Rutland Sinfonia, founded 1976

The Rutland Sinfonia gave its first concert in January 1976, having been formed the previous year by Barry Collett. The players were drawn from a wide catchment – which continues to this day – including Leicestershire, Lincolnshire, Northamptonshire and Cambridgeshire, and of course Rutland itself.  The Sinfonia were saddened by the passing of Barry in 2020 but his legacy lives on with the adventurous concert programmes and commitment of the conductors, committee and players.

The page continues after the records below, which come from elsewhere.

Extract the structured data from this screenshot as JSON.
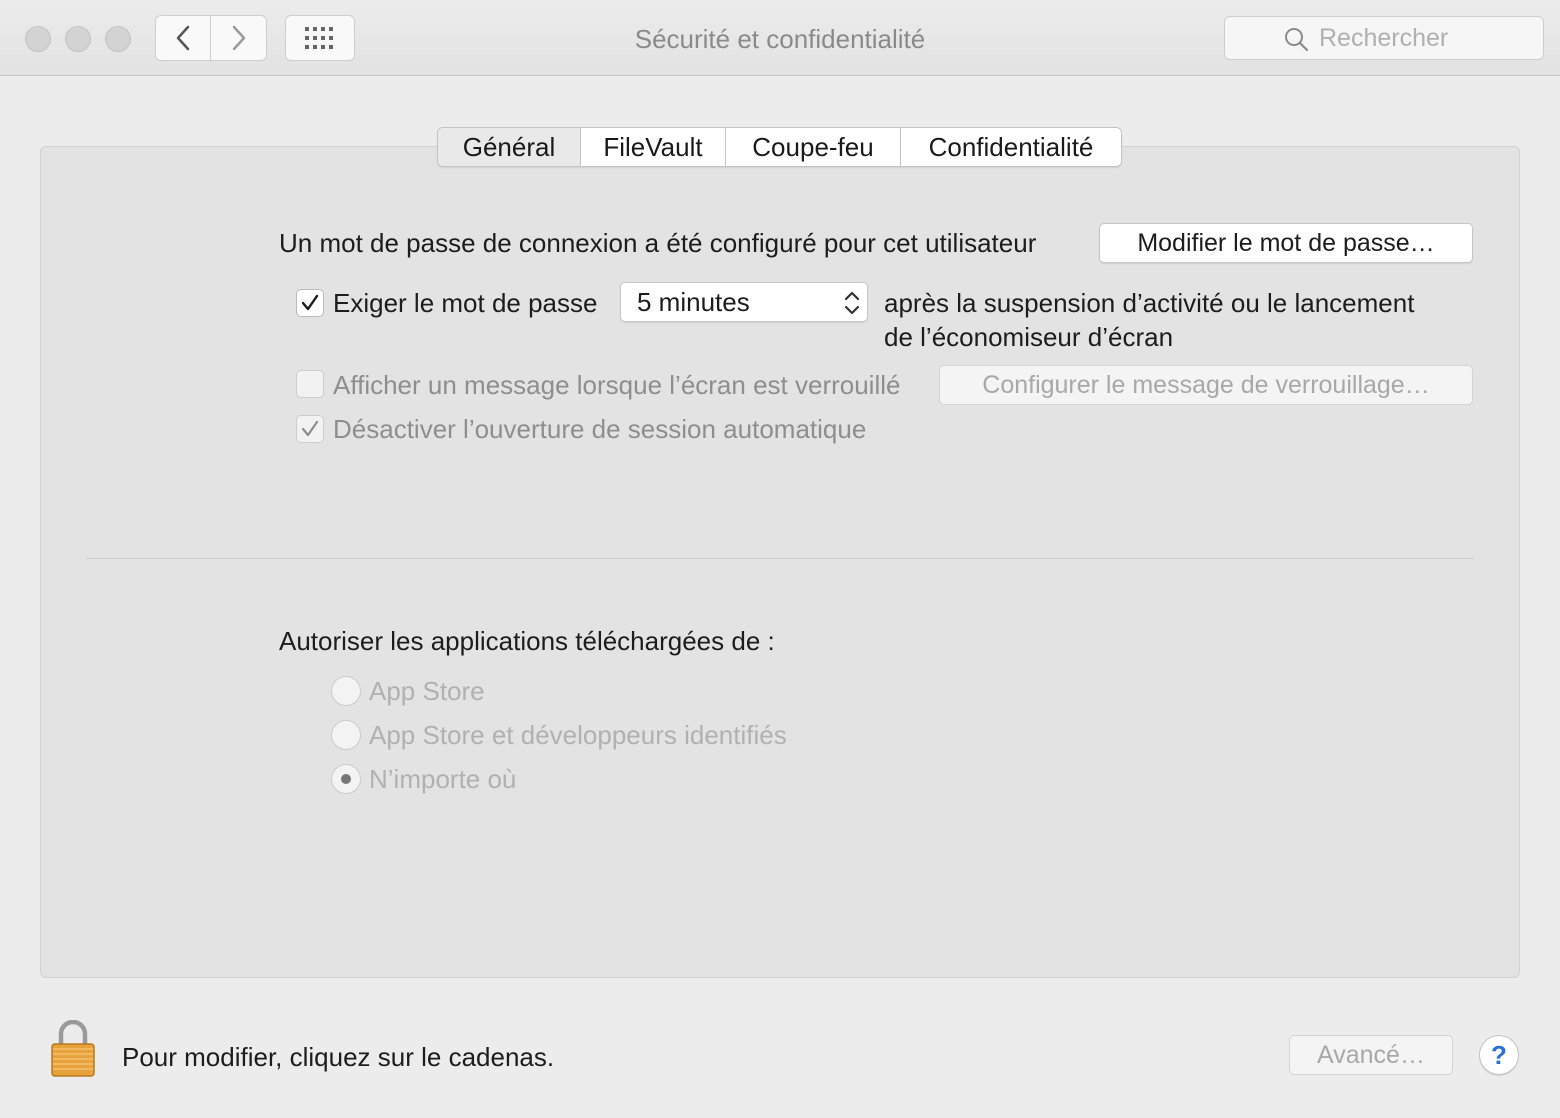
{
  "window": {
    "title": "Sécurité et confidentialité"
  },
  "search": {
    "placeholder": "Rechercher"
  },
  "tabs": [
    {
      "label": "Général",
      "active": true
    },
    {
      "label": "FileVault"
    },
    {
      "label": "Coupe-feu"
    },
    {
      "label": "Confidentialité"
    }
  ],
  "general": {
    "password_text": "Un mot de passe de connexion a été configuré pour cet utilisateur",
    "change_password_button": "Modifier le mot de passe…",
    "require_password": {
      "label": "Exiger le mot de passe",
      "checked": true,
      "delay_value": "5 minutes",
      "after_line1": "après la suspension d’activité ou le lancement",
      "after_line2": "de l’économiseur d’écran"
    },
    "show_message": {
      "label": "Afficher un message lorsque l’écran est verrouillé",
      "checked": false,
      "button": "Configurer le message de verrouillage…"
    },
    "disable_autologin": {
      "label": "Désactiver l’ouverture de session automatique",
      "checked": true
    },
    "allow_apps_label": "Autoriser les applications téléchargées de :",
    "allow_options": [
      {
        "label": "App Store",
        "selected": false
      },
      {
        "label": "App Store et développeurs identifiés",
        "selected": false
      },
      {
        "label": "N’importe où",
        "selected": true
      }
    ]
  },
  "footer": {
    "lock_text": "Pour modifier, cliquez sur le cadenas.",
    "advanced_button": "Avancé…",
    "help_label": "?"
  },
  "colors": {
    "accent": "#2b6fd6",
    "lock_gold": "#e8a33c"
  }
}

The Sinfonia quickly established an excellent reputation for the quality of its performances and repertoire. Under Barry Collett the Orchestra performed a remarkably eclectic range of music: from Purcell to world premieres of new works; little known Symphonies by Franz Schmidt, Chausson, Kurt Weill, Bantock, Weber, Rimsky-Korsakov; major choral works by Handel, Haydn, Mozart, Dvorák, Elgar, Mendelssohn, Brahms and Schubert; and lesser known works of the great composers of the 19th and 20th centuries alongside standard works from the orchestral repertoire. The Sinfonia played at prestigious events including two concerts at the Malvern Festival and at an Elgar Birthday Concert in Worcester Cathedral. As an Elgar scholar, for which he was awarded the gold medal of the Elgar Society, over the years Barry Collett and the Sinfonia performed the entire orchestral opus of Elgar’s music. This included many first modern performances of the early works thought lost.

Barry and the Sinfonia in Uppingham School Hall for their first concerts in the mid/late 1970s.

The Rutland Sinfonia was the first non-professional orchestra to make commercial CDs; the recordings of Elgar’s Powick Asylum Music and First World War pieces, all of which Barry Collett had rescued from oblivion, were world premiere recordings and sold and were broadcast world-wide.

Barry Collett and the Sinfonia play the Powick Asylum Music by Edward Elgar at Powick.


The Sinfonia Winds and Brass in Corby Festival Hall, the home of their concerts in the late 1980s and early 1990s.


The Sinfonia playing “The Dream of Gerontius” by Elgar with Barry Collett in Northampton Cathedral on 25th March 2000.


The Rutland Sinfonia performed twice in prestigious concerts at the Malvern Festival; in April 1991 and May 1992. The 1991 concert was the very first concert in the newly renamed Elgar Hall. The 1992 concert (above) saw a performance of the rarely heard “The Fringes of the Fleet”.

After 27 years Barry Collett was succeeded as Music Director by Graham Stevenson (one season) followed by Peter Wadl for four years. In 2008 Paul Hilliam was appointed as Music Director along with David Calow as Associate Conductor.

Under Paul Hilliam’s leadership the Sinfonia has moved from strength to strength. Paul invited Eduardo Vasallo, Principal Cello of the City of Birmingham Symphony Orchestra to be our musical patron and Eduardo proved a popular and inspiring soloist in his concerto performances with the orchestra. Whilst maintaining the original vision of the Sinfonia’s founder, Paul and David have taken the Sinfonia into new and exciting areas of the repertoire with Paul instigating a concert series that showcases the talent of local young musicians by providing the opportunity to perform as soloists with the orchestra.

The Rutland Sinfonia at Oakham School Chapel for the 35th Anniversary Season. (Photos: Sarah Brookman Photography)

David Calow’s early seasons presented concerts of new repertoire with the Sinfonia and in two concerts worked with the renowned Schubert scholar Professor Brian Newbould performing the East Midlands premieres of his completions of Schubert’s 7th and 8th “Unfinished” symphonies. In more recent seasons David has shown the different side of the orchestra repertoire presenting annual sell-out concerts featuring popular favourites from the stage and screen.

Over the years the Rutland Sinfonia has been associated with many local and national charities raising thousands of pounds for good causes. More recently these have included LOROS, Batten Disease Family Association, SHINE, The Royal British Legion and the Leicestershire and Rutland Air Ambulance.

Now well into its fifth decade, the Rutland Sinfonia retains its unique friendly and collegiate atmosphere and commitment to fine music making. England’s smallest county can be proud of possessing such an accomplished musical institution.